Justin Bieber has been nominated in this category twice before with “Love Yourself” (2017) and “Despacito (Remix)” (2018). He could return with either his Ariana Grande-assisted “Stuck With U” or “10,000 Hours,” his collaboration with Dan + Shay. The lyrically focused ballads show a more mature side of the singer in the same way that “Love Yourself” did. The Highwomen (“Crowded Table”) and Luke Combs (“Six Feet Apart”) could also show up in this category. The former is a woman empowerment anthem from a quartet of Grammy winners and the latter is a quarantine-inspired ballad from a two-time nominee. Blake Shelton and Gwen Stefani’s “Nobody But You” was one of the earliest smash hits of the year, but their chances are admittedly slim. “Caution” by The Killers should also be on your radar. I also wouldn’t count out Brittany Howard’s “Stay High”; she could definitely be the Academy’s left-of-center to sweep the nominations in the General Field. In terms of R&B and rap, there are certainly a few wildcards. The General Field has seem to be more receptive of R&B recently so Giveon’s “Favorite Mistake” or John Legend’s “Preach” could pull off a surprise and land in the Final 8 — via pure passion votes or the blue ribbon committee. Other longshots that could potentially make it in with the right combination of campaigning and narrative? BTS‘ “Dynamite” and Selena Gomez’s “Lose You To Love Me.”
- “Blinding Lights” (The Weeknd)
- “The Bigger Picture” (Lil Baby)
- “Lockdown” (Anderson .Paak)
- “I Can’t Breathe” (H.E.R.)
- “The Bones” (Maren Morris) [or “Crowded Table”; I think Maren is getting in here, just not with both songs]
- “The Box” (Roddy Ricch)

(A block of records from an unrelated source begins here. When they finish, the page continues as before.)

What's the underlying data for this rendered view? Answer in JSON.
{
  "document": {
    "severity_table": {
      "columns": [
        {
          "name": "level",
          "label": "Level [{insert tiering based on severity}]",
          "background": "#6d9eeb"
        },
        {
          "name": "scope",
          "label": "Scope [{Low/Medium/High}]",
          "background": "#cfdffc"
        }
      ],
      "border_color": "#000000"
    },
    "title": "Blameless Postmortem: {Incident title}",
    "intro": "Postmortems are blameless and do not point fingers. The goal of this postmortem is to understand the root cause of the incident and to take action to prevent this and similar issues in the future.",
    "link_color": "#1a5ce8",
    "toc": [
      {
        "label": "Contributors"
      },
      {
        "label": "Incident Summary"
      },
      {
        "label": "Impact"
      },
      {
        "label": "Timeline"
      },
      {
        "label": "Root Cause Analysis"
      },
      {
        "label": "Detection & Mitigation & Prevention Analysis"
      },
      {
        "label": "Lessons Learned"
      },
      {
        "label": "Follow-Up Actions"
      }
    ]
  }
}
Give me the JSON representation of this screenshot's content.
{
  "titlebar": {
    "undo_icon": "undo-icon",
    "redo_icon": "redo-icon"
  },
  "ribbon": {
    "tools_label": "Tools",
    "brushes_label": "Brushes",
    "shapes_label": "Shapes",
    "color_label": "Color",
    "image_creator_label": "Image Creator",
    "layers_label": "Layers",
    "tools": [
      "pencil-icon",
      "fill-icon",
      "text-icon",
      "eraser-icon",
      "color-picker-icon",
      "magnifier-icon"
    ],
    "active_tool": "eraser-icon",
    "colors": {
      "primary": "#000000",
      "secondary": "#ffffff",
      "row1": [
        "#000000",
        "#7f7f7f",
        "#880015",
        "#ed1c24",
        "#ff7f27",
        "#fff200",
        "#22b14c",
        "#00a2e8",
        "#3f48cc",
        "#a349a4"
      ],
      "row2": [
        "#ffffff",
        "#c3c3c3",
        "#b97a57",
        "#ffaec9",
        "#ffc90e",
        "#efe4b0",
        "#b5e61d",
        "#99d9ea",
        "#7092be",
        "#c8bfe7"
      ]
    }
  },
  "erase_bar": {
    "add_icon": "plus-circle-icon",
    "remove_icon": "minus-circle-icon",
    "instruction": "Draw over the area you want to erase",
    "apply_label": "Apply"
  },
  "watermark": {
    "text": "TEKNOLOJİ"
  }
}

- “Underdog” (Alicia Keys)
- “Shameika” (Fiona Apple)
ALT: “cardigan” (Taylor Swift) OR “If The World Was Ending” (Julia Michaels & JP Saxe)